#### Task prompt
Where does the word "value" show up in the data? Please find each such line and copy it.

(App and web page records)

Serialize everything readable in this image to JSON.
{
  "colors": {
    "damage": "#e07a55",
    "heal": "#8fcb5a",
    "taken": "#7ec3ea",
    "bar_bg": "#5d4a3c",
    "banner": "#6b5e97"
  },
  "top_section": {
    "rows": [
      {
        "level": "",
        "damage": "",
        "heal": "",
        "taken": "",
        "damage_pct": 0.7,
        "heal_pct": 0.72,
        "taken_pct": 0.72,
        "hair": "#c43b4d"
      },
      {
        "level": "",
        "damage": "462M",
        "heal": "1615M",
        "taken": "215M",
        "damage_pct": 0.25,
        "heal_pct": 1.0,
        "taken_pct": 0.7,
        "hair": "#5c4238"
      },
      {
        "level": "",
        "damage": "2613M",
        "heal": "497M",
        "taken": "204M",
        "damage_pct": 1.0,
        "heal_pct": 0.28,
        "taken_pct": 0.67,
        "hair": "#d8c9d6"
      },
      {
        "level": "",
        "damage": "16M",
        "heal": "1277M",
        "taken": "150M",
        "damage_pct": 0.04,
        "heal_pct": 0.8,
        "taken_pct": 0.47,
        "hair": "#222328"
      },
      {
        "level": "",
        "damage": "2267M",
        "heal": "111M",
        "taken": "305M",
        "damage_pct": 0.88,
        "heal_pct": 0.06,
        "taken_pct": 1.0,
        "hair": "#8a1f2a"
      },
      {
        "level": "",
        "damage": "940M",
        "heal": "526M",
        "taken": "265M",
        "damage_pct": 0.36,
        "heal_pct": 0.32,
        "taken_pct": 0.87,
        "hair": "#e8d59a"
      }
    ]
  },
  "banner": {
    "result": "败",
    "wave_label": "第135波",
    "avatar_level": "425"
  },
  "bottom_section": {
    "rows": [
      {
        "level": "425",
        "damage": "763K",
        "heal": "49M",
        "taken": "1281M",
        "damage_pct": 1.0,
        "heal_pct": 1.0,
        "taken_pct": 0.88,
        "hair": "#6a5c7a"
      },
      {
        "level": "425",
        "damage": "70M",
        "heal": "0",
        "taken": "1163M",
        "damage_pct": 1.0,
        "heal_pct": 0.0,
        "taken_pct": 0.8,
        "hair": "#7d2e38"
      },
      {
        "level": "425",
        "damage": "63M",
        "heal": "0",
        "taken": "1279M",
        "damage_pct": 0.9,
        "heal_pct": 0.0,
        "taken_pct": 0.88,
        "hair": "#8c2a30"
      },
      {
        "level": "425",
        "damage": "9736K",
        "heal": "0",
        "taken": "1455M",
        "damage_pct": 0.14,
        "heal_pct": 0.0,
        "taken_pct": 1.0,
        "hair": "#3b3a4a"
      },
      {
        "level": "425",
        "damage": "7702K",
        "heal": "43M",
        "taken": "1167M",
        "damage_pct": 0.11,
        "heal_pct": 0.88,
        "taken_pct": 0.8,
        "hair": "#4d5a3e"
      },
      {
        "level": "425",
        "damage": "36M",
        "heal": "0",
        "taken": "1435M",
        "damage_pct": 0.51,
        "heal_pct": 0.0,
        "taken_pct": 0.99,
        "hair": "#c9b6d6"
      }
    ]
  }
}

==

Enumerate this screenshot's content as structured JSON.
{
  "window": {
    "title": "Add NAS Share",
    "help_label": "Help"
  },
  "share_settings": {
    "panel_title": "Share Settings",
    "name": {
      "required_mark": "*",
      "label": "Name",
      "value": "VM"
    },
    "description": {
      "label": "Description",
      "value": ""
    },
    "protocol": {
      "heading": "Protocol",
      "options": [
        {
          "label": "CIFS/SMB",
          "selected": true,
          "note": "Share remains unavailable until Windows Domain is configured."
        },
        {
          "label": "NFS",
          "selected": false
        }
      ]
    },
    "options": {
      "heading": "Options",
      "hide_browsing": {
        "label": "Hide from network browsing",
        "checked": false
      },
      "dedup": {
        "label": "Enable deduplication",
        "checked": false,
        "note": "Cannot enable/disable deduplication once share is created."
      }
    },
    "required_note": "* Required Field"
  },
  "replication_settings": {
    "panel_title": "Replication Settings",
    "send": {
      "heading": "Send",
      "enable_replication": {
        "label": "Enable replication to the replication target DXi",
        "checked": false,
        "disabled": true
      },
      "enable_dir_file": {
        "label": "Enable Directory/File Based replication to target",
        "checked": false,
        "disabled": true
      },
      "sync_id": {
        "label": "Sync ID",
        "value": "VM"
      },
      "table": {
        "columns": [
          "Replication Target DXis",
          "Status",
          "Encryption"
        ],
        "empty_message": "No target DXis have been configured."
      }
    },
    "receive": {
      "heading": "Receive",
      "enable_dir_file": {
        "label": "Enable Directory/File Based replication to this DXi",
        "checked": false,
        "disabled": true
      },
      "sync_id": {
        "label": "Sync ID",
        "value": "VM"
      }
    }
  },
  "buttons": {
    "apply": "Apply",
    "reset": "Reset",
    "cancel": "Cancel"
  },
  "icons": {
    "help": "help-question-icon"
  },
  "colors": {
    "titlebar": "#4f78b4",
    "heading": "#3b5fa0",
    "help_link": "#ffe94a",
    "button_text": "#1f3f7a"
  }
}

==

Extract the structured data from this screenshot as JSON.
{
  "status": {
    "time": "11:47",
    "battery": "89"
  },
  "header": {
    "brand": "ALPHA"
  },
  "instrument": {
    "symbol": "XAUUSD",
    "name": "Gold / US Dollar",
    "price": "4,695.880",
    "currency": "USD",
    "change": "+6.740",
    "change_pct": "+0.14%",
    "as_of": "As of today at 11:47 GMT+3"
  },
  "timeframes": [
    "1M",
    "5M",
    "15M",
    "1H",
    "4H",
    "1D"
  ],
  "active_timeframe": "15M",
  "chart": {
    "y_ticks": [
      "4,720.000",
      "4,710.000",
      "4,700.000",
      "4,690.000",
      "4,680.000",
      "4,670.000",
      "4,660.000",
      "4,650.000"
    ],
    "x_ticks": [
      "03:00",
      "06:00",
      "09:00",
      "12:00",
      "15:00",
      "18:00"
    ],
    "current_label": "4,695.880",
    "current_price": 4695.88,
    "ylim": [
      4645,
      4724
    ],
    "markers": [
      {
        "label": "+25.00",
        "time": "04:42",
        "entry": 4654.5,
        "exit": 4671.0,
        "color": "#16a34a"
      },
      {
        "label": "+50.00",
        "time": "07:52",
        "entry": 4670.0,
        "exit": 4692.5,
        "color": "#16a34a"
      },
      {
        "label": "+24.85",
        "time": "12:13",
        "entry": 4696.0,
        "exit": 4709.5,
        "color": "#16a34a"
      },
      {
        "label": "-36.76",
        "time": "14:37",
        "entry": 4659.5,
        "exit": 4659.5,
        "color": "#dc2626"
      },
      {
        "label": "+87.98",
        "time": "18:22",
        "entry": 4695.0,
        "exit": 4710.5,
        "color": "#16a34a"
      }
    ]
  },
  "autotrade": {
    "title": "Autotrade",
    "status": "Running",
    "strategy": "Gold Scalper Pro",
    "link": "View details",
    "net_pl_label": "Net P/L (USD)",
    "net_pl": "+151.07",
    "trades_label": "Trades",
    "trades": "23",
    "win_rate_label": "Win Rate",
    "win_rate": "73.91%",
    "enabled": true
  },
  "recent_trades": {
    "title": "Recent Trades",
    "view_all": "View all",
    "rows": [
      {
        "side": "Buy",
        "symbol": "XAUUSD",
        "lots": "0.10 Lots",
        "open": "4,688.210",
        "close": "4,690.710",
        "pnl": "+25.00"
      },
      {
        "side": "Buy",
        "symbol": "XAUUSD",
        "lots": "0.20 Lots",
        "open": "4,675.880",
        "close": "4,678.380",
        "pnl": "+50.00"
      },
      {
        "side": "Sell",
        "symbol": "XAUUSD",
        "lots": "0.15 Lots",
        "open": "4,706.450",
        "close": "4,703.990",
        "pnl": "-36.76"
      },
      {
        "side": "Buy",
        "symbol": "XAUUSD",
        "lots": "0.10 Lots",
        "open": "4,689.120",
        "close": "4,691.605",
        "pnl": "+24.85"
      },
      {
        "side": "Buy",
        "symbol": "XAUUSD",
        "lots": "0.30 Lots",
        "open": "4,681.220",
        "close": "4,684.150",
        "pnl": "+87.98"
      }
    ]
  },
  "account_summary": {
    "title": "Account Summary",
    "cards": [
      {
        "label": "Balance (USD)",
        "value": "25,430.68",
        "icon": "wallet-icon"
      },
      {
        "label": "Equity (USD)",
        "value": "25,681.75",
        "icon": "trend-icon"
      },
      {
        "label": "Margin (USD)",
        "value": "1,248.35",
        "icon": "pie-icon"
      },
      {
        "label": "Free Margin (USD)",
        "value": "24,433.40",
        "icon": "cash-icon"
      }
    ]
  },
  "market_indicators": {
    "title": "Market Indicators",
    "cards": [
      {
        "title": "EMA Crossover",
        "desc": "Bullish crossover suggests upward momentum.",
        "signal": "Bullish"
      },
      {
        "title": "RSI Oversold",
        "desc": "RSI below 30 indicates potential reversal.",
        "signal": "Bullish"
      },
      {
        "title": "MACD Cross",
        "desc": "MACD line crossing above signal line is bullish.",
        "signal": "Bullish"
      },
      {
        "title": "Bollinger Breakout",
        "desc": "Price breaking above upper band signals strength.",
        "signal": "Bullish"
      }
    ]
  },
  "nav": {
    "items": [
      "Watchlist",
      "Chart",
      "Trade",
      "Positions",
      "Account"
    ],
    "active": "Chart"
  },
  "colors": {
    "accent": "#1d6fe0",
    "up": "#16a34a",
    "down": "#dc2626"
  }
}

#### Result for this task
      "value": "VM"
      "value": ""
        "value": "VM"
        "value": "VM"
        "value": "25,430.68",
        "value": "25,681.75",
        "value": "1,248.35",
        "value": "24,433.40",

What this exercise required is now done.